But if coach and captain effectively decide the team on the ground, it is the panel who select the squad. Fletcher obviously has an influential voice, but the other three watch far more domestic cricket, so when newcomers are involved he has to listen to them.

Hussain scored 46 runs in four innings in Sri Lanka, but was far more successful against Bangladesh in the earlier part of the trip. It was always likely after he resigned the captaincy that he would need to score runs frequently to hold on to his place, but Fletcher publicly backed him at the end of the Third Test in Colombo, which England lost heavily.

Disagreements among selectors are inevitable, especially when teams are losing. But this dispute again highlights the composition of the panel. England's coach (and sometimes the captain, too) has traditionally been a selector. In Australia, many of whose methods, such as a National Academy, English cricket is slavishly determined to follow, the four-man panel comprises four former Test players. The coach and captain are given their squad.

Graveney, chairman for nearly seven years, said: "A balance always has to be found in selection between picking a squad for the next match and an eye on the future. These two things do not always go hand in hand.

"There were injury doubts concerning several of the bowlers, and I heard on Monday that Richard Johnson would need a knee operation and be unavailable. But it is often a good thing to have a period of reflection after the first meeting. Coming back together again after everybody has had a chance to mull over things like the balance of the squad is a good thing to do, I think.

"As well as the selectors being involved we spoke to Michael Vaughan and paid full regard to his opinions. He is the captain who has to lead the team out. I act, as I did in this case, as a sort of middleman and collect individual views."

The announcement, and the postponement, put English cricket in a woeful light, and the word shambles was frequently used. Nobody has yet been able to explain why, if injuries were the cause, nobody was monitoring them better. When this newspaper asked to speak to the England Wales Cricket Board's medical officer, Dr Peter Gregory, to discuss which particular injuries he had been concerned about, it was Graveney who responded.

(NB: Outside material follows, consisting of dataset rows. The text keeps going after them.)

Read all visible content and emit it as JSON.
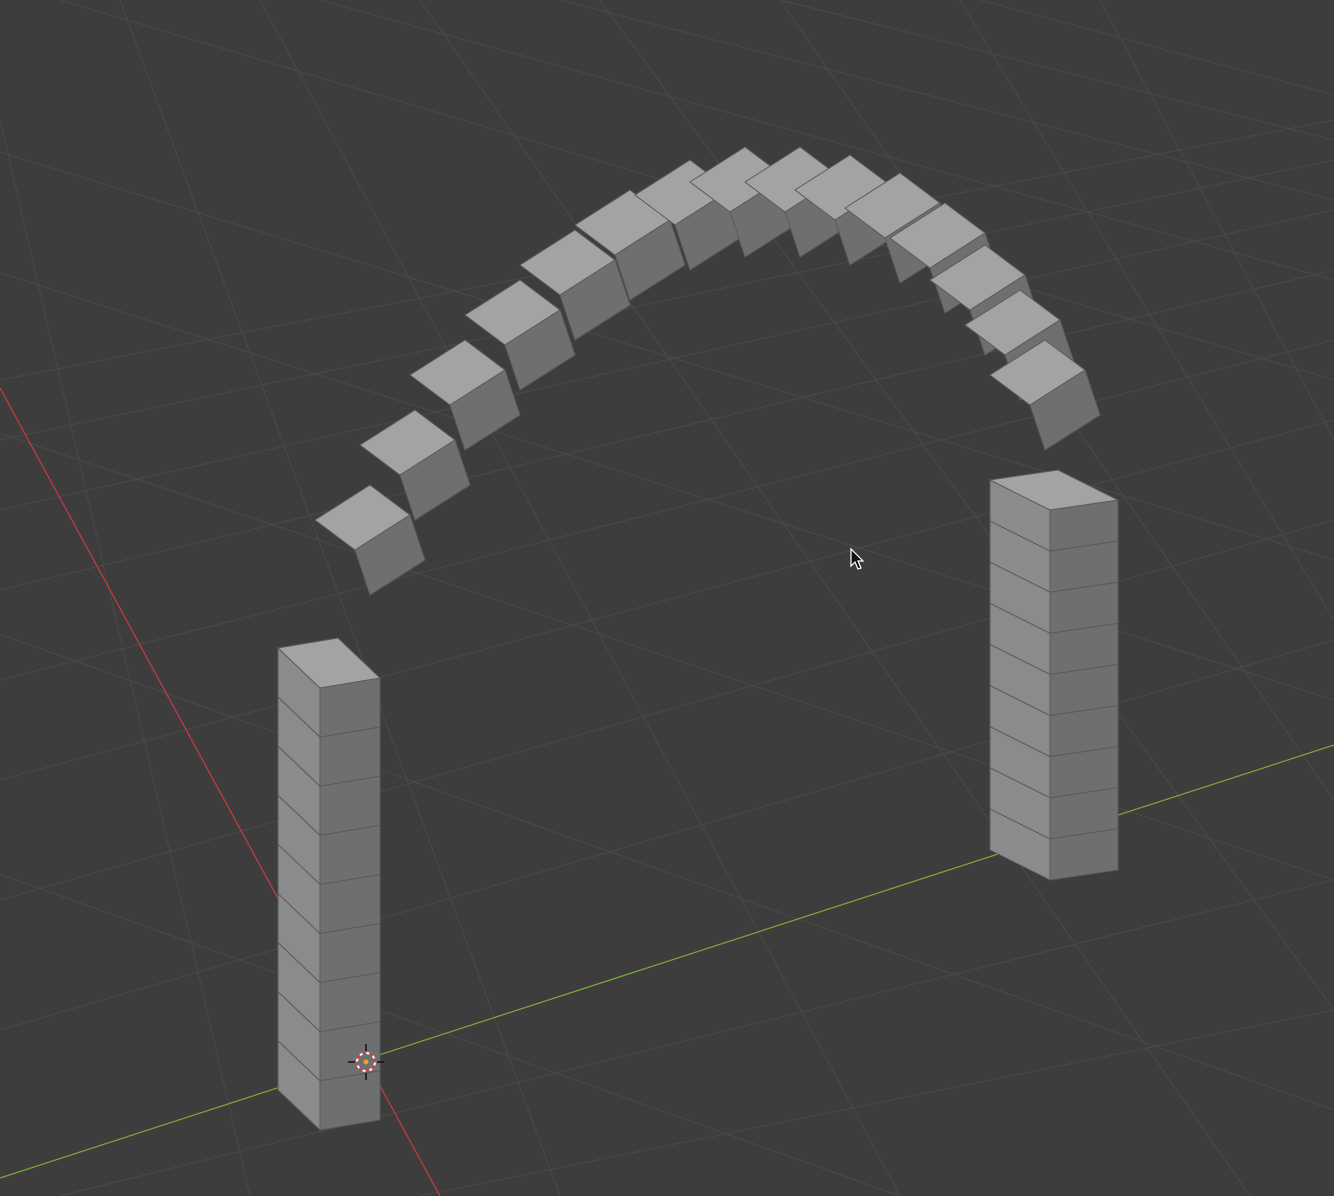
{
  "viewport": {
    "background": "#3d3d3d",
    "grid_color": "#4a4a4a",
    "x_axis_color": "#c83a44",
    "y_axis_color": "#7fa83a"
  },
  "scene": {
    "object_color_light": "#a2a3a4",
    "object_color_mid": "#8a8b8c",
    "object_color_dark": "#6e6f70",
    "cursor_icon": "mouse-pointer-icon",
    "origin_icon": "3d-cursor-icon"
  }
}
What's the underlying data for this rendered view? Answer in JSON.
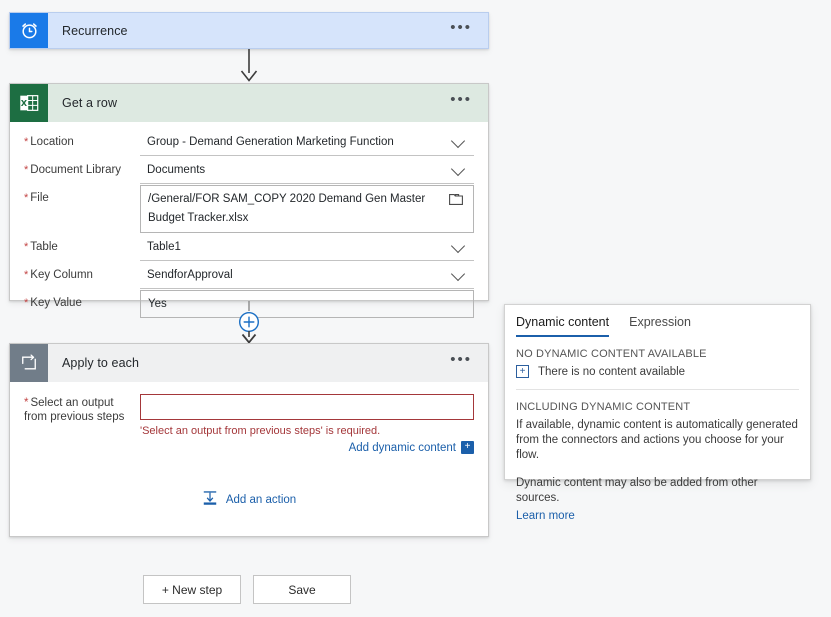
{
  "flow": {
    "trigger": {
      "title": "Recurrence",
      "icon": "clock-icon",
      "overflow": "•••",
      "header_color": "#d6e4fb",
      "icon_color": "#1a7ae8"
    },
    "get_a_row": {
      "title": "Get a row",
      "icon": "excel-icon",
      "overflow": "•••",
      "header_color": "#dde9e1",
      "icon_color": "#1d6e42",
      "fields": [
        {
          "label": "Location",
          "required": true,
          "value": "Group - Demand Generation Marketing Function",
          "control": "dropdown"
        },
        {
          "label": "Document Library",
          "required": true,
          "value": "Documents",
          "control": "dropdown"
        },
        {
          "label": "File",
          "required": true,
          "value": "/General/FOR SAM_COPY 2020 Demand Gen Master Budget Tracker.xlsx",
          "control": "file-picker"
        },
        {
          "label": "Table",
          "required": true,
          "value": "Table1",
          "control": "dropdown"
        },
        {
          "label": "Key Column",
          "required": true,
          "value": "SendforApproval",
          "control": "dropdown"
        },
        {
          "label": "Key Value",
          "required": true,
          "value": "Yes",
          "control": "text"
        }
      ]
    },
    "apply_to_each": {
      "title": "Apply to each",
      "icon": "loop-icon",
      "overflow": "•••",
      "header_color": "#eff0f1",
      "icon_color": "#717d89",
      "field_label_line1": "Select an output",
      "field_label_line2": "from previous steps",
      "field_value": "",
      "error_message": "'Select an output from previous steps' is required.",
      "error_color": "#a4373a",
      "add_dynamic_content_label": "Add dynamic content",
      "add_dynamic_content_badge": "+",
      "add_an_action_label": "Add an action"
    }
  },
  "dynamic_content_panel": {
    "tabs": [
      {
        "label": "Dynamic content",
        "active": true
      },
      {
        "label": "Expression",
        "active": false
      }
    ],
    "empty_heading": "NO DYNAMIC CONTENT AVAILABLE",
    "empty_icon": "+",
    "empty_text": "There is no content available",
    "including_heading": "INCLUDING DYNAMIC CONTENT",
    "including_body": "If available, dynamic content is automatically generated from the connectors and actions you choose for your flow.",
    "other_sources_text": "Dynamic content may also be added from other sources.",
    "learn_more_label": "Learn more",
    "accent_color": "#1b5faa"
  },
  "bottom_bar": {
    "new_step_label": "+ New step",
    "save_label": "Save"
  }
}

The injury to the chairman of selectors himself did not help. Graveney had operations on both knees in Dec-ember, which prevented him going to Sri Lanka and meeting Fletcher as planned. The intention had been to announce the West Indies squad then.

There has always appeared to be an uneasy relationship between Graveney and Fletcher, though the chairman has always been at pains to say what a superb coach Fletcher is. They have decided, quite rightly, that there must be collective responsibility in commenting on the latest squad.

But Hussain will know how close he came to being ousted so soon after his emotional reign as captain ended. It may have been the fact that he has one of only eight central contracts that saved him. The selectors would have looked extremely foolish if they had omitted him and still had to pay him £125,000 for his year's work.

But Hussain will feel the heat in the Caribbean in every way. So will Fletcher and the other selectors.